|Review by: Jack / deafyunlearn.com
Millionaire began the show. This Belgian piece proved to have a somewhat alternative approach to their music. Grasping some of the stereotypical European electronic sound, the band still rocked their part. Tim Vanhamel, on vocals, proved to jazz the stage just as much as his funky hairdo played it's own essence of jazz. Some could say he was 'OTT', I'd just say excited to be in another new rock band with another degree of originality in their sound. On top of the basics, I will always remember the perfect pose he gave to my disposable camera as I hung over a mate to catch a photographic glimpse of his kinetics.
You cannot define nor brand just what then Queens Of The Stone Age are. In reality, they're just a band in a world of their own, ignoring the factory line of 'in-trend' genres. What's most intriguing, they're unfamiliar sound is genius. 'Songs for The Deaf', they're most recent album, has blown fans, critics and other artists away. It seems that 'Songs For The Deaf' kept the skeleton of the 'Queens' rock-core and gave some brand new skin and blood to create some electric difference.
'Gladdened' in Halloween dress, in some sweet style I must add, the 'Queens' graced the stage. There was different criterion of fright throughout the audience. Would the 'Queens' fulfil the expectations? Will that twenty-stone fucker in front chip my teeth during 'No One Knows'? Shit, I'm at the front, what happens if I need the kazi during 'Feel Good Hit of The Summer'? Well fans from the latter criteria can be eased, because Feel Good Hit of The Summer was second on the set. The second group should have bought their gum shields and the first; let's just say there was no reason to 'hide behind the pillows'. What people wanted was what they got.

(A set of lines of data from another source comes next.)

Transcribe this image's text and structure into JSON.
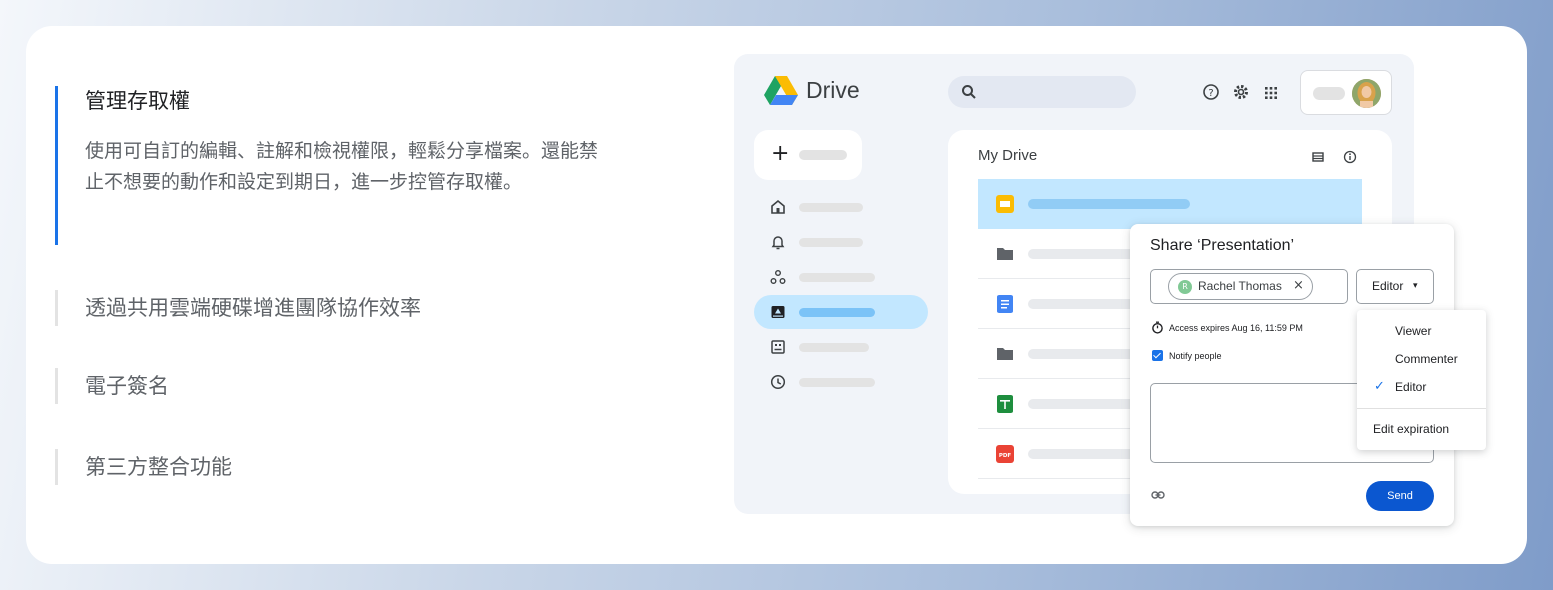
{
  "features": [
    {
      "title": "管理存取權",
      "desc": "使用可自訂的編輯、註解和檢視權限，輕鬆分享檔案。還能禁止不想要的動作和設定到期日，進一步控管存取權。",
      "active": true
    },
    {
      "title": "透過共用雲端硬碟增進團隊協作效率"
    },
    {
      "title": "電子簽名"
    },
    {
      "title": "第三方整合功能"
    }
  ],
  "drive": {
    "brand": "Drive",
    "files_title": "My Drive"
  },
  "share": {
    "title": "Share ‘Presentation’",
    "person": "Rachel Thomas",
    "person_initial": "R",
    "remove": "×",
    "role": "Editor",
    "caret": "▾",
    "expires": "Access expires Aug 16, 11:59 PM",
    "notify": "Notify people",
    "send": "Send"
  },
  "role_menu": {
    "items": [
      "Viewer",
      "Commenter",
      "Editor"
    ],
    "selected": "Editor",
    "check": "✓",
    "extra": "Edit expiration"
  },
  "colors": {
    "accent": "#1a73e8",
    "selected_row": "#c2e7ff",
    "send_button": "#0b57d0"
  }
}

The self-titled debut and 'Rated R' were covered. Of course with the fresh new material from 'Songs For The Deaf'. This show was the 'Rumble In The Jungle', or should I say the 'Queens' 'Consumption of Southampton'. They did hunger their fans and they did eat and regurgitate us. The set was a boxing match after all. Oliveri's bass was a firm and harsh right hook. Castillo's drums were pumping upper cuts. Homme and Troy Van Leeuwen's guitars were razor jabs and the vocals were the psych that finished a sweet final blow.
The silky shadows on the wall displayed the scary silhouette of the band shone on the hard sides of this traditional styled venue. It seemed these dark ghosts on the wall could pretty much convey a lot of the energy produced by this catalyst of a band. 'No One Knows' and 'Song For The Dead' were in my opinion; the hardcore live songs of the new album. The audience was a riot; men, woman and even some children used the claws of the 'Queens' material, to literally rip the warm air apart inside the Guildhall.
The 'Queens Of The Stone Age' are a rigid group of talented artists that can match their new studio sounds with an outstanding live show. One of my most colourful recommendations goes to anyone debating on the silly issue of whether to watch this band live.